Alex Siniari at the Gregorios Market Open Mic

Alex Siniari at the Gregorio's Market Open Mic

What is the craziest thing that’s happened to you while playing out?

Man, late last year I had a fever but I had booked a performance at Panoramic Poetry in Philadelphia with my friend Crucial. I really didn’t want to miss it so despite having a literal 103 degree fever my wife and I made the trip to perform. I felt terrible the whole time, I was shaking and my voice was cracking, some of the younger people there actually laughed at me. You could hear my stomach bubbling, I had been throwing up that morning. The whole way home I had a vicious bout of flatulence. It was a bad night overall, but, people say those things happen. I’m too stupid to be afraid to bomb, I’d rather play than chicken out.

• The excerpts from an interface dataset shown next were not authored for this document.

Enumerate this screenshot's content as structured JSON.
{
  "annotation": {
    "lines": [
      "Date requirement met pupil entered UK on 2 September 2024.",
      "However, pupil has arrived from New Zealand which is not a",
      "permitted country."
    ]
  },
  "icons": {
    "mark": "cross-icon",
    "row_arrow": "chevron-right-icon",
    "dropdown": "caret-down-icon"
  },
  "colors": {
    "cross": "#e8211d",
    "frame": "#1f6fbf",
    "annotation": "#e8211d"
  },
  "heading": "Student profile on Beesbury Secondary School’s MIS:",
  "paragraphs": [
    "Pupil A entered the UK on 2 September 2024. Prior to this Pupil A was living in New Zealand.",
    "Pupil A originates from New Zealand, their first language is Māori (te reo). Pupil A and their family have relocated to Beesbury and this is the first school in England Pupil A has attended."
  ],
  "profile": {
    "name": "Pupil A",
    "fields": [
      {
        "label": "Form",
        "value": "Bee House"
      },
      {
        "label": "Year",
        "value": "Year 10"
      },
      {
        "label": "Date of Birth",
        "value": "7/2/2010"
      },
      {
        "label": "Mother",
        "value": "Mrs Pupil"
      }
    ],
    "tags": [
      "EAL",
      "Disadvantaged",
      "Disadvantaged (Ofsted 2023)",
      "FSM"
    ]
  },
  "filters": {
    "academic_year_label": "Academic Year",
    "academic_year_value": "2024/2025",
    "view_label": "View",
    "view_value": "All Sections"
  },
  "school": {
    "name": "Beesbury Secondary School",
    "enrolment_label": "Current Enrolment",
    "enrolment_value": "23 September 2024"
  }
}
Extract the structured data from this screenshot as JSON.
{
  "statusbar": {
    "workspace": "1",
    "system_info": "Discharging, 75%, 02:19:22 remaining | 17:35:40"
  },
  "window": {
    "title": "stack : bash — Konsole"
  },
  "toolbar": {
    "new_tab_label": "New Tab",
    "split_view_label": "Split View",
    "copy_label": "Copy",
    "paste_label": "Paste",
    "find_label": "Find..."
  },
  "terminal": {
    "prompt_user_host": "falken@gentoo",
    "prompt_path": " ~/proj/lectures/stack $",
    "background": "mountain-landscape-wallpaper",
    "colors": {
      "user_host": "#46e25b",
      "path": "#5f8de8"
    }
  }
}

Your blog, is always very-up-to-date, which is rare for many performers. Do you feel like it helps you keep sight of things? Does it encourage you to write new songs?

I want to share my music with people and make it easy for them to find it if they want it. Outside of spelling my last name, I think I’ve done that. I’m always open to suggestions about the website and I try to share whatever people want to know. If anyone has question I want to answer them. Also, I’m in love with the idea of having listeners pick my set list for Pratt’s. I want to know what songs people want to hear, it hasn’t worked out yet but I’m holding out hope that someone will take me up on the offer. I try to make show dates easy to find and I’ve added neat little features to keep people coming back like the download center, video bar, latest set, and gig almanac. The blog pushes me to make an effort to keep the creative stakes high. I don’t want to play the same set over and over so keeping a record of what I’ve played when and where really helps keep it fresh. Also, I can use the blog to post ideas for lyrics so people can give feed back or ask questions. If anyone reading this has a question about a song or wants to know certain lyrics I encourage them to ask. As the base of visitors grows it makes it easy for me to stay connected.

And finally, What is your biggest tip to someone just starting to go to open mics?

In my short time playing out, which is just a hair over the year and a half mark, I have met some fantastic people who have guided me out of kindness and generosity. Starting with Christian Glomb, who taught me about “feel” and “composition” and Raymond Tyler who has helped me get my sea legs as a performer by sharing the years of experience he has as well as having me as a guest on his radio show (97.1 WLFR Alternative Soul Friday Mornings 11AM to 1PM) and at many events, right up to guys like Dustin Miller and Jeff Caraway who give me the benefit of their experience as seasoned musicians it is hard to say what has impacted me the most. I will say this though, be fearless in the pursuit of passion. No matter what shape it takes don’t be afraid to take chances. I held back for years in my life worried by what people would think or say. The dogs are gonna bark no matter what you do. If you’re honest in your effort, people will see that and whether or not they “get” your art, they’ll appreciate you heart.

~Alex Siniari

That’s all for the interview! You can grab that sneak peak song by downloading it below:

Hand Over Mouth